Using this blue-green infrastructure solution helps improve the water quality of the runoff as it filters through grass and stone media. Our team incorporated several innovative features and designs including a carefully developed step design to the tiered seating with state-of-the-art, plastic-free grass product and reinforced earth techniques to resist erosion. A lockable, self-raising cover and frame was developed to protect the central flow control chamber from any movement and make for easy-access maintenance.

This culturally relevant solution integrates the vital stormwater management into a creative, environmentally sensitive, climate-resilient design – enhancing the local landscape and biodiversity, while functioning as a delightful performance venue and community recreation space now being fully enjoyed by all.

“No one imagined that a scheme requiring such a significant volume of water to be intercepted and stored before it gets to the town could in effect be hidden in plain sight, giving the community a real asset that will be a draw for people.”

Cllr Stuart Hughes

Sidmouth Town Council

Sidmouth Flood Alleviation Scheme

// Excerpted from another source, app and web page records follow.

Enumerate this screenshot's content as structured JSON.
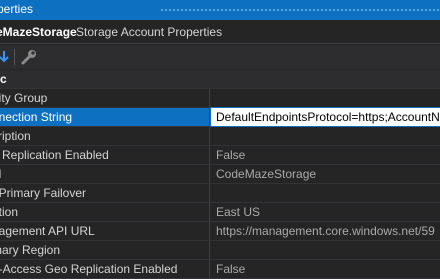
{
  "window": {
    "title": "perties"
  },
  "object_bar": {
    "name": "eMazeStorage",
    "type": "Storage Account Properties"
  },
  "toolbar": {
    "icons": [
      "sort-down-icon",
      "wrench-icon"
    ]
  },
  "category": {
    "label": "c"
  },
  "properties": [
    {
      "label": "nity Group",
      "value": ""
    },
    {
      "label": "nnection String",
      "value": "DefaultEndpointsProtocol=https;AccountName",
      "selected": true
    },
    {
      "label": "cription",
      "value": ""
    },
    {
      "label": "o Replication Enabled",
      "value": "False"
    },
    {
      "label": "el",
      "value": "CodeMazeStorage"
    },
    {
      "label": "t Primary Failover",
      "value": ""
    },
    {
      "label": "ation",
      "value": "East US"
    },
    {
      "label": "nagement API URL",
      "value": "https://management.core.windows.net/59"
    },
    {
      "label": "mary Region",
      "value": ""
    },
    {
      "label": "d-Access Geo Replication Enabled",
      "value": "False"
    }
  ],
  "colors": {
    "accent": "#0e70c0",
    "background": "#252526"
  }
}
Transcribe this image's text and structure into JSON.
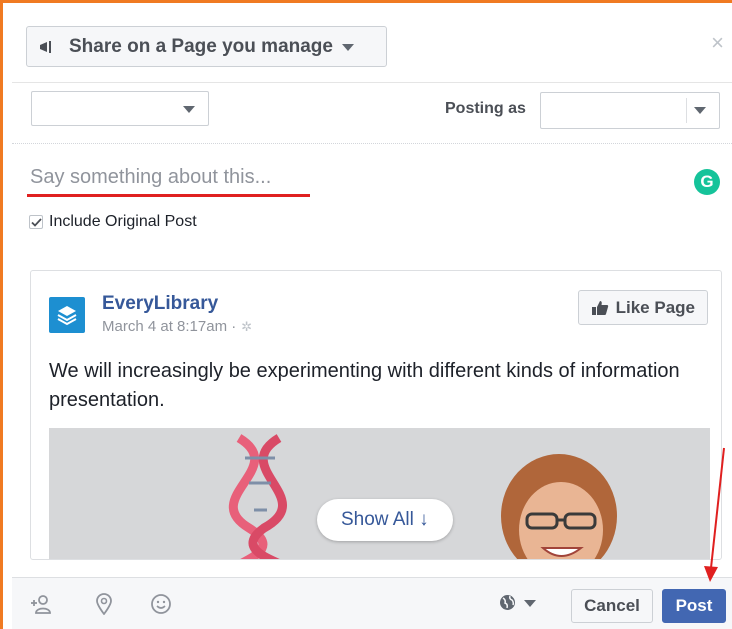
{
  "header": {
    "share_label": "Share on a Page you manage",
    "close_label": "×"
  },
  "posting": {
    "page_select_value": "",
    "posting_as_label": "Posting as",
    "posting_as_value": ""
  },
  "composer": {
    "placeholder": "Say something about this...",
    "grammarly_label": "G"
  },
  "include_original": {
    "checked": true,
    "label": "Include Original Post"
  },
  "post": {
    "page_name": "EveryLibrary",
    "timestamp": "March 4 at 8:17am · ",
    "like_button_label": "Like Page",
    "text": "We will increasingly be experimenting with different kinds of information presentation.",
    "show_all_label": "Show All ↓"
  },
  "footer": {
    "cancel_label": "Cancel",
    "post_label": "Post"
  },
  "colors": {
    "frame": "#f07a22",
    "annotation_red": "#e02020",
    "fb_blue": "#4267b2",
    "link_blue": "#365899",
    "grammarly_green": "#15c39a",
    "avatar_blue": "#1d8fd1"
  },
  "icons": [
    "megaphone-icon",
    "close-icon",
    "chevron-down-icon",
    "grammarly-icon",
    "checkmark-icon",
    "everylibrary-logo",
    "gear-icon",
    "thumbs-up-icon",
    "tag-friends-icon",
    "location-pin-icon",
    "emoji-icon",
    "globe-icon"
  ]
}
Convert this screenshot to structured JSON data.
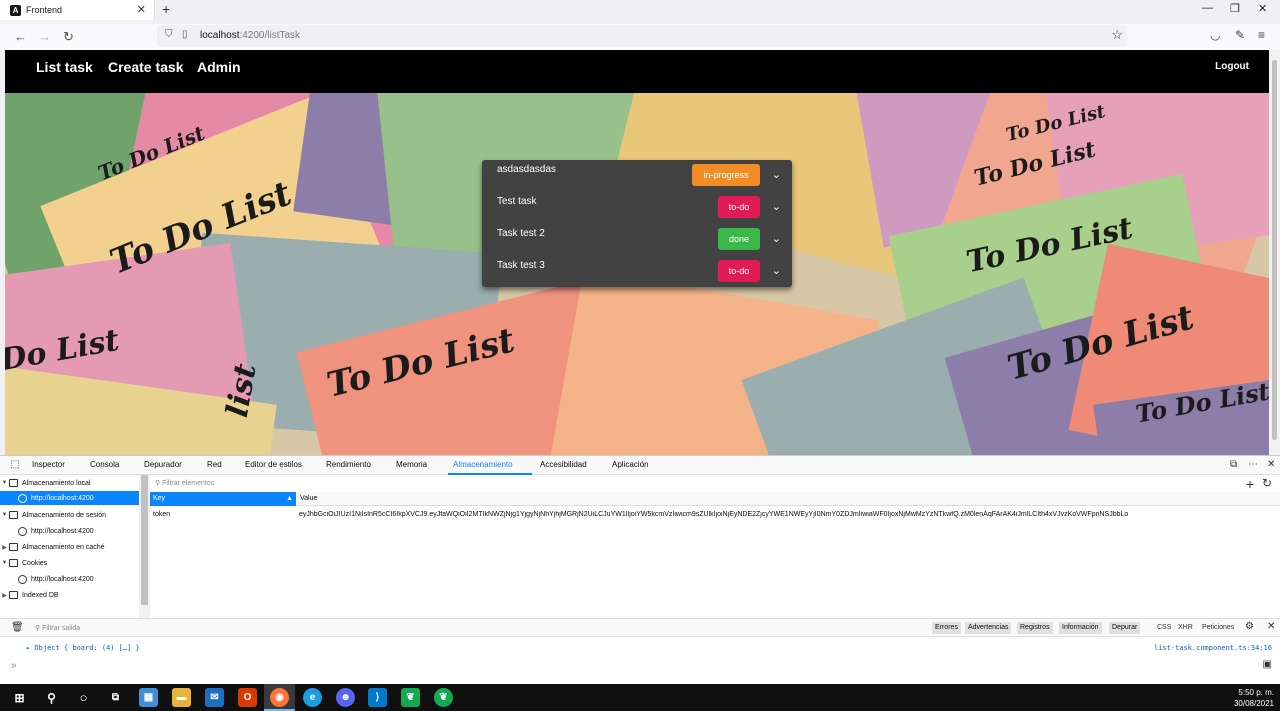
{
  "browser": {
    "tab_title": "Frontend",
    "tab_icon": "angular-icon",
    "url_host": "localhost",
    "url_path": ":4200/listTask"
  },
  "app": {
    "menu": [
      "List task",
      "Create task",
      "Admin"
    ],
    "logout": "Logout",
    "background_texts": [
      "To Do List",
      "To Do List",
      "To Do List",
      "To Do List",
      "Do List",
      "To Do List",
      "list",
      "To Do List",
      "To Do List",
      "To Do List"
    ]
  },
  "tasks": [
    {
      "name": "asdasdasdas",
      "status": "in-progress",
      "color": "#f28d26"
    },
    {
      "name": "Test task",
      "status": "to-do",
      "color": "#e01b55"
    },
    {
      "name": "Task test 2",
      "status": "done",
      "color": "#3bb84a"
    },
    {
      "name": "Task test 3",
      "status": "to-do",
      "color": "#e01b55"
    }
  ],
  "devtools": {
    "tabs": [
      "Inspector",
      "Consola",
      "Depurador",
      "Red",
      "Editor de estilos",
      "Rendimiento",
      "Memoria",
      "Almacenamiento",
      "Accesibilidad",
      "Aplicación"
    ],
    "active_tab": "Almacenamiento",
    "sidebar": [
      {
        "label": "Almacenamiento local",
        "kind": "group"
      },
      {
        "label": "http://localhost:4200",
        "kind": "origin",
        "selected": true
      },
      {
        "label": "Almacenamiento de sesión",
        "kind": "group"
      },
      {
        "label": "http://localhost:4200",
        "kind": "origin"
      },
      {
        "label": "Almacenamiento en caché",
        "kind": "group-collapsed"
      },
      {
        "label": "Cookies",
        "kind": "group"
      },
      {
        "label": "http://localhost:4200",
        "kind": "origin"
      },
      {
        "label": "Indexed DB",
        "kind": "group-collapsed"
      }
    ],
    "filter_placeholder": "Filtrar elementos",
    "table": {
      "headers": [
        "Key",
        "Value"
      ],
      "rows": [
        {
          "key": "token",
          "value": "eyJhbGciOiJIUzI1NiIsInR5cCI6IkpXVCJ9.eyJfaWQiOiI2MTIkNWZjNjg1YjgyNjNhYjhjMGRjN2UiLCJuYW1lIjoiYW5kcmVzIiwicm9sZUlkIjoiNjEyNDE2ZjcyYWE1NWEyYjI0NmY0ZDJmIiwiaWF0IjoxNjMwMzYzNTkwfQ.zM0lenAqFArAK4iJmlLCIth4xVJvzKoVWFpnNSJbbLo"
        }
      ]
    },
    "console": {
      "filter_placeholder": "Filtrar salida",
      "chips": [
        "Errores",
        "Advertencias",
        "Registros",
        "Información",
        "Depurar"
      ],
      "right": [
        "CSS",
        "XHR",
        "Peticiones"
      ],
      "log": "▸ Object { board: (4) […] }",
      "log_source": "list-task.component.ts:34:16",
      "prompt": "»"
    }
  },
  "taskbar": {
    "time": "5:50 p. m.",
    "date": "30/08/2021"
  }
}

“The dual-use approach used here is a model for how all projects should be conceived. Flood defenses should benefit the community all year round as opposed to simply when there is a flood event. Maximizing the use of blue-green infrastructure in our public realm will provide wildlife habitats, local amenities, and mitigate some of the effects of our changing climate. Our green spaces are enormously valuable to local communities, providing mental health benefits, cleaning the air and water, and reducing the urban heat island effect for those living in our cities and urban spaces.”

Paul Hargreaves

Paul Hargreaves

Senior Associate Director, Jacobs

Meet the team

  • Paul Hargreaves
    Paul Hargreaves, Lead Designer

    Responsible for developing the overall Sustainable Drainage Systems (SuDS) design concept and ensuring the various disciplines involved coordinated their efforts to deliver a holistic design. Paul also supervised the site during construction.

  • Andy Craven
    Andy Craven-Webb, Lead Landscape Artchitect

    Lead landscape architect responsible for developing hard and soft landscaping proposals from the outline to detailed design stages.

  • Angela Sims
    Angela Sims, Project Manager

    Project manager from the outline design stage through to construction.

  • Dave Bellamy
    Dave Bellamy, Senior Engineer

    Lead ground and hydraulic modeler responsible for overseeing 3D modeling of the ground surface and creating a representative hydraulic model to check performance.

  • Gloria Rigual Munoz
    Gloria Rigual Munoz, Designer

    Designer of the cross drains to capture surface water, conveyance pipeline, and the outfall connection.

  • James Scott
    James Scott, Site Supervisor

    Main supervisor at the construction site.

  • Jennifer Roberts
    Jennifer Roberts, Landscape Architect

    Landscape architect responsible for artist impressions, public information boards and various architectural detailing.

  • Steve Bishop
    Steve Bishop, Geotechnical Engineer

    Lead geotechnical engineer responsible for the steel sheet pile designs and reinforced earth steps from the outline design stage to supervision during construction.